Data about app and page elements:
════════════════
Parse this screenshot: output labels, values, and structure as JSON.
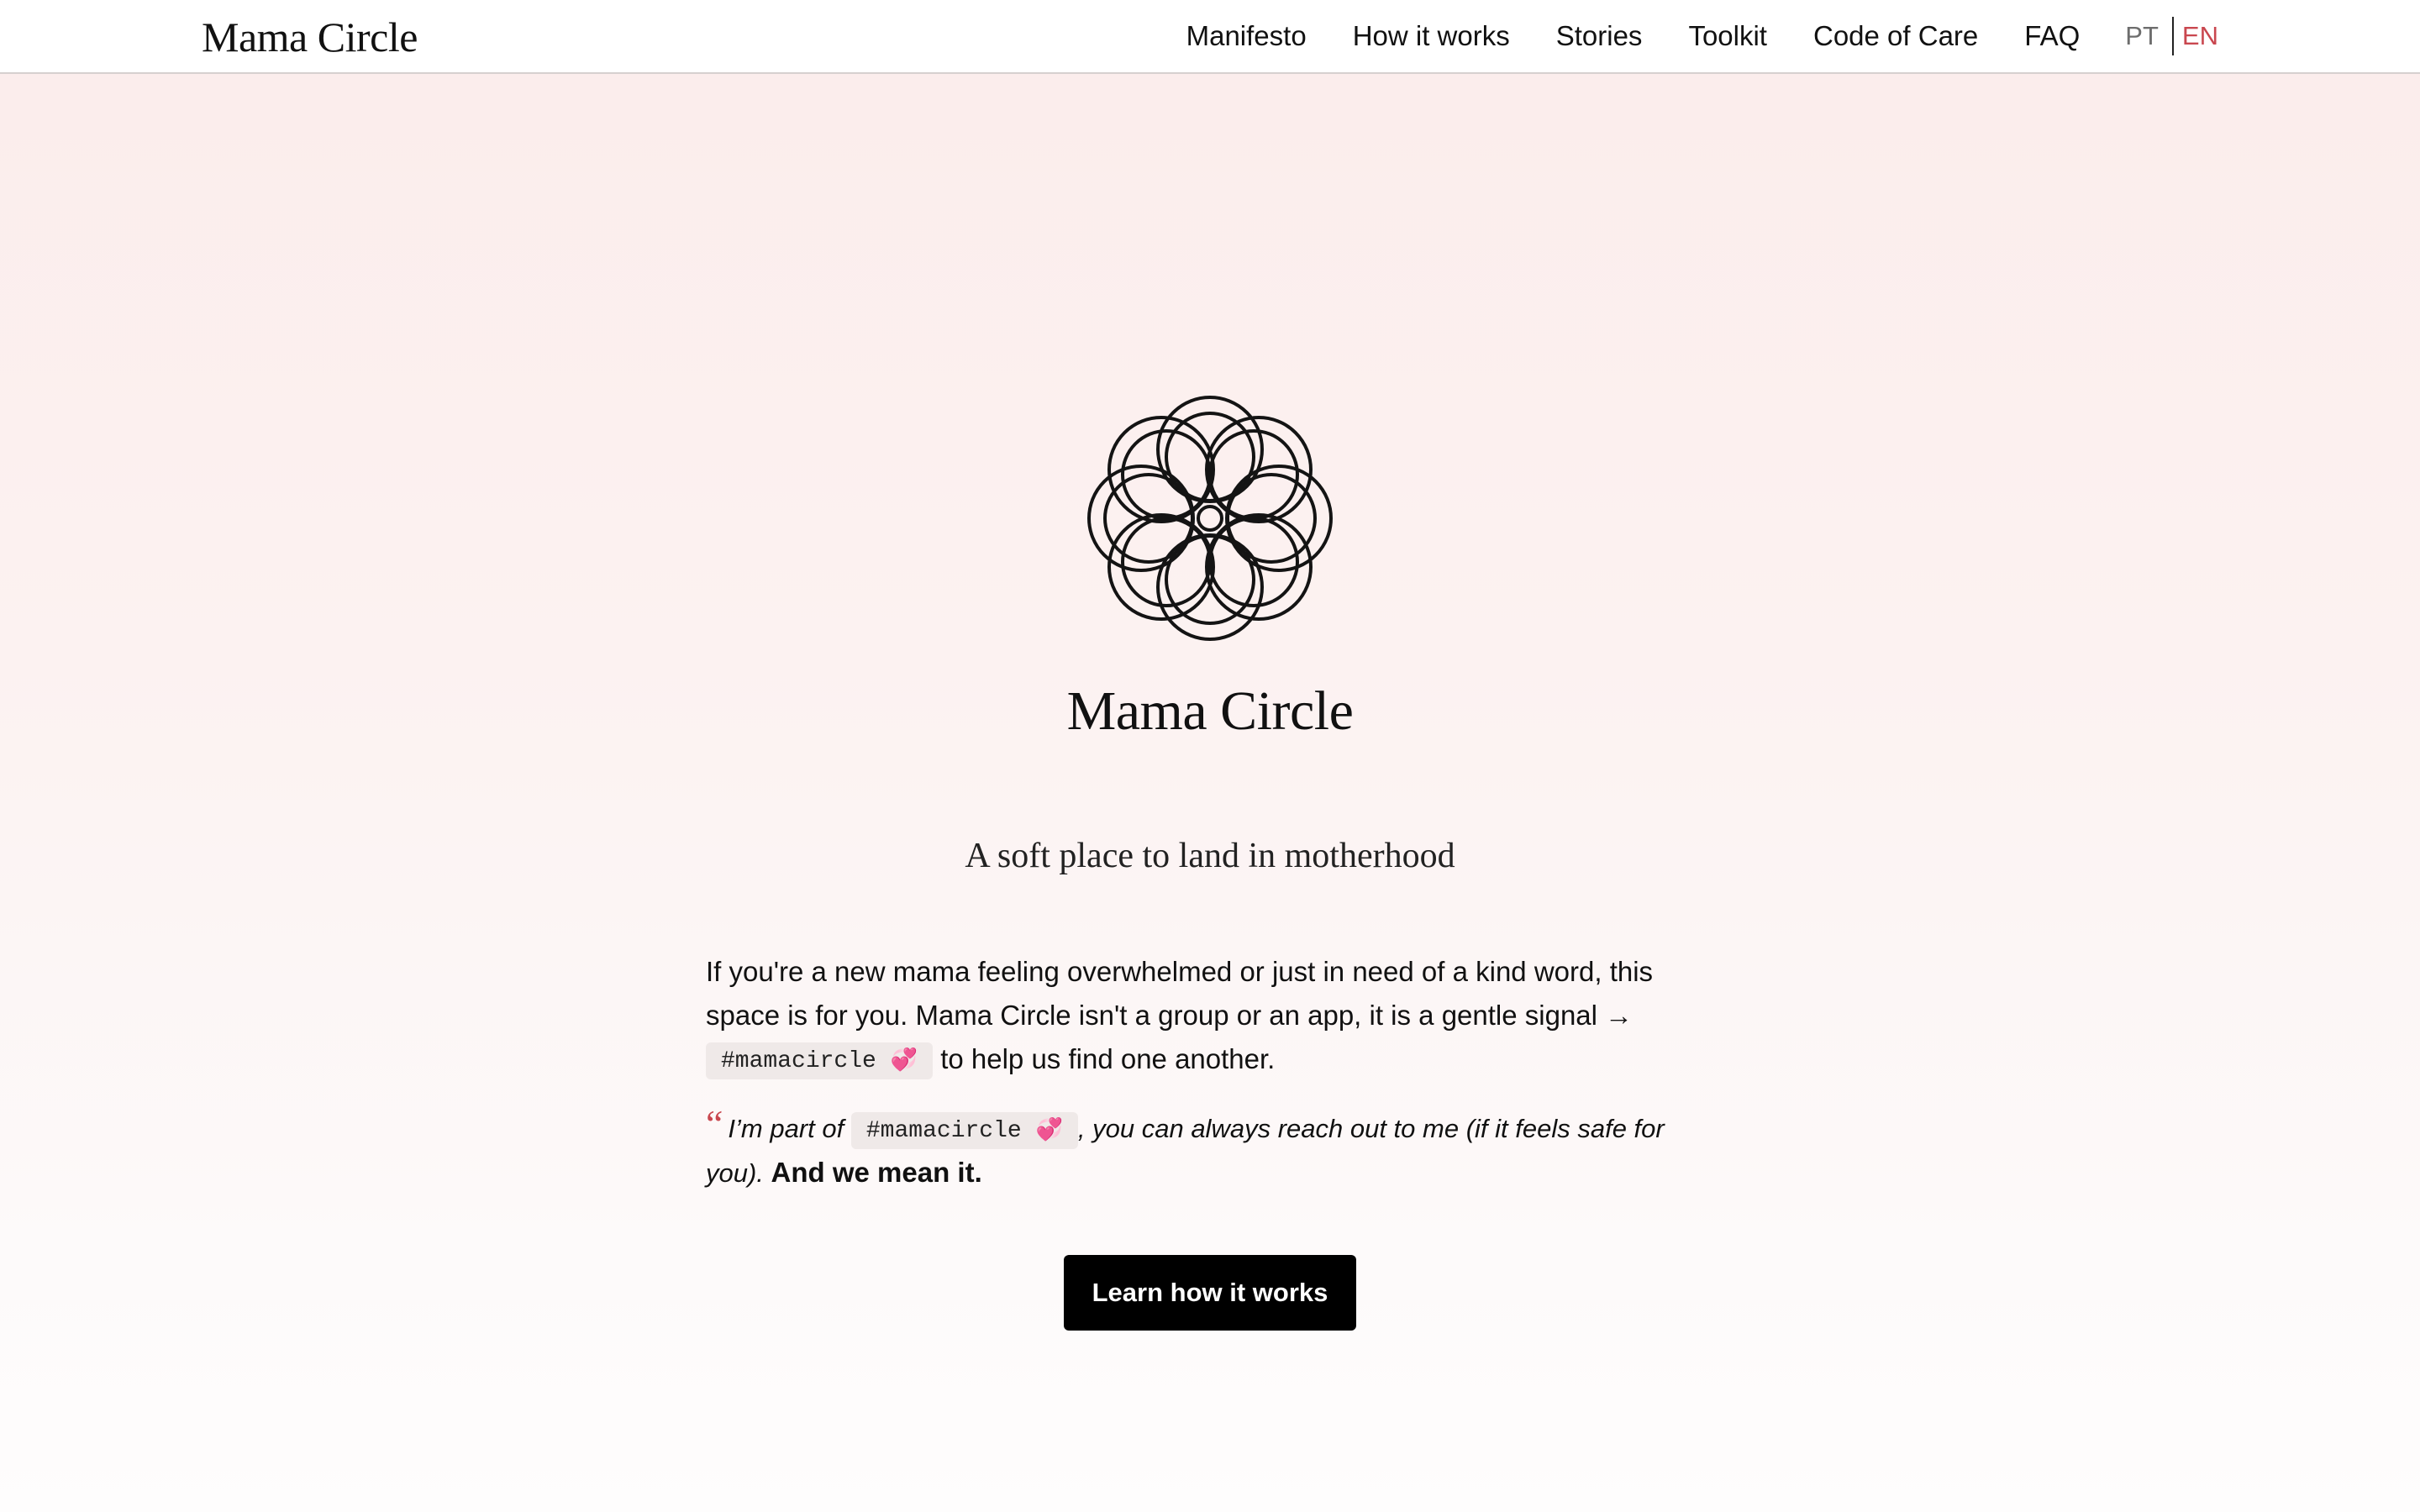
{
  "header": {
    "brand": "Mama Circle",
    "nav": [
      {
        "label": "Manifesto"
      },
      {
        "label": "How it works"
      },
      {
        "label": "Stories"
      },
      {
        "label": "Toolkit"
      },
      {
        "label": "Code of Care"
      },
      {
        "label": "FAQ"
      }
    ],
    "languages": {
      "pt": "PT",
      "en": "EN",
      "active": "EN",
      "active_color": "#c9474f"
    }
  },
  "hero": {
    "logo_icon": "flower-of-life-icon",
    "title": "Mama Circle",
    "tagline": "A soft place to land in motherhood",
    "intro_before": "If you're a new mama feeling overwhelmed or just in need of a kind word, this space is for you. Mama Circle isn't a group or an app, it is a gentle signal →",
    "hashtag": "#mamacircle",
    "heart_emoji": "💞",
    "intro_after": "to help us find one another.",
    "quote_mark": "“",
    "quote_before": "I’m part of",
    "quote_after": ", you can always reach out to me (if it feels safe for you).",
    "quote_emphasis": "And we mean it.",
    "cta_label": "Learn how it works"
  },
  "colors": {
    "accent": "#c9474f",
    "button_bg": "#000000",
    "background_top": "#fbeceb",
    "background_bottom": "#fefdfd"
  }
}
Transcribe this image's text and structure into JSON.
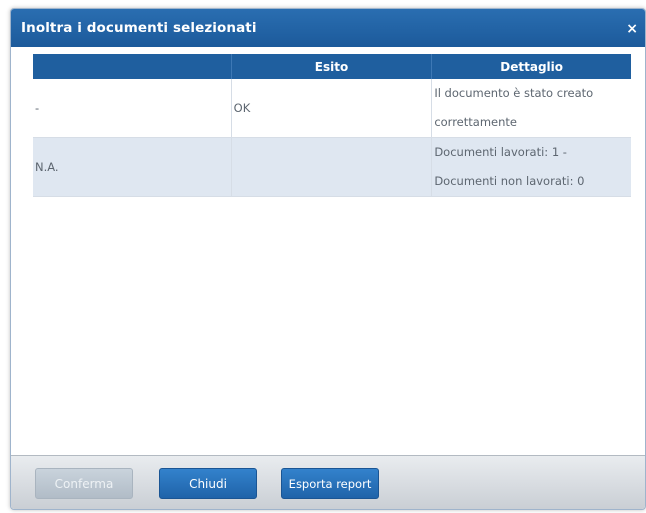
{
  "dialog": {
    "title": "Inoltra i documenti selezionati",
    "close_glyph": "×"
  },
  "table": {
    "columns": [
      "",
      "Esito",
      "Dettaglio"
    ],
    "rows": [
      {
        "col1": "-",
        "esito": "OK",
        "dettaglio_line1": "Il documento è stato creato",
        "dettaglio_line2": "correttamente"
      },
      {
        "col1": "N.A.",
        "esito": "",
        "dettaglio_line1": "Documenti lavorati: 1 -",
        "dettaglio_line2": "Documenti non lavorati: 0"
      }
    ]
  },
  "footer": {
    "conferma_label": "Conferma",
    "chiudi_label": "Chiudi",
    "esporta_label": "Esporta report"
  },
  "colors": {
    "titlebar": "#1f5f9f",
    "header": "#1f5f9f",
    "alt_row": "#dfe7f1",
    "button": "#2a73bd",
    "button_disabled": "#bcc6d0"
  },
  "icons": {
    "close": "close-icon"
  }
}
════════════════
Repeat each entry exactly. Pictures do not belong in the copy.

**FINISHED EXERCISE:**
Parse this screenshot: output labels, values, and structure as JSON.
{
  "header": {
    "brand": "Mama Circle",
    "nav": [
      {
        "label": "Manifesto"
      },
      {
        "label": "How it works"
      },
      {
        "label": "Stories"
      },
      {
        "label": "Toolkit"
      },
      {
        "label": "Code of Care"
      },
      {
        "label": "FAQ"
      }
    ],
    "languages": {
      "pt": "PT",
      "en": "EN",
      "active": "EN",
      "active_color": "#c9474f"
    }
  },
  "hero": {
    "logo_icon": "flower-of-life-icon",
    "title": "Mama Circle",
    "tagline": "A soft place to land in motherhood",
    "intro_before": "If you're a new mama feeling overwhelmed or just in need of a kind word, this space is for you. Mama Circle isn't a group or an app, it is a gentle signal →",
    "hashtag": "#mamacircle",
    "heart_emoji": "💞",
    "intro_after": "to help us find one another.",
    "quote_mark": "“",
    "quote_before": "I’m part of",
    "quote_after": ", you can always reach out to me (if it feels safe for you).",
    "quote_emphasis": "And we mean it.",
    "cta_label": "Learn how it works"
  },
  "colors": {
    "accent": "#c9474f",
    "button_bg": "#000000",
    "background_top": "#fbeceb",
    "background_bottom": "#fefdfd"
  }
}
Transcribe this image's text and structure into JSON.
{
  "dialog": {
    "title": "Inoltra i documenti selezionati",
    "close_glyph": "×"
  },
  "table": {
    "columns": [
      "",
      "Esito",
      "Dettaglio"
    ],
    "rows": [
      {
        "col1": "-",
        "esito": "OK",
        "dettaglio_line1": "Il documento è stato creato",
        "dettaglio_line2": "correttamente"
      },
      {
        "col1": "N.A.",
        "esito": "",
        "dettaglio_line1": "Documenti lavorati: 1 -",
        "dettaglio_line2": "Documenti non lavorati: 0"
      }
    ]
  },
  "footer": {
    "conferma_label": "Conferma",
    "chiudi_label": "Chiudi",
    "esporta_label": "Esporta report"
  },
  "colors": {
    "titlebar": "#1f5f9f",
    "header": "#1f5f9f",
    "alt_row": "#dfe7f1",
    "button": "#2a73bd",
    "button_disabled": "#bcc6d0"
  },
  "icons": {
    "close": "close-icon"
  }
}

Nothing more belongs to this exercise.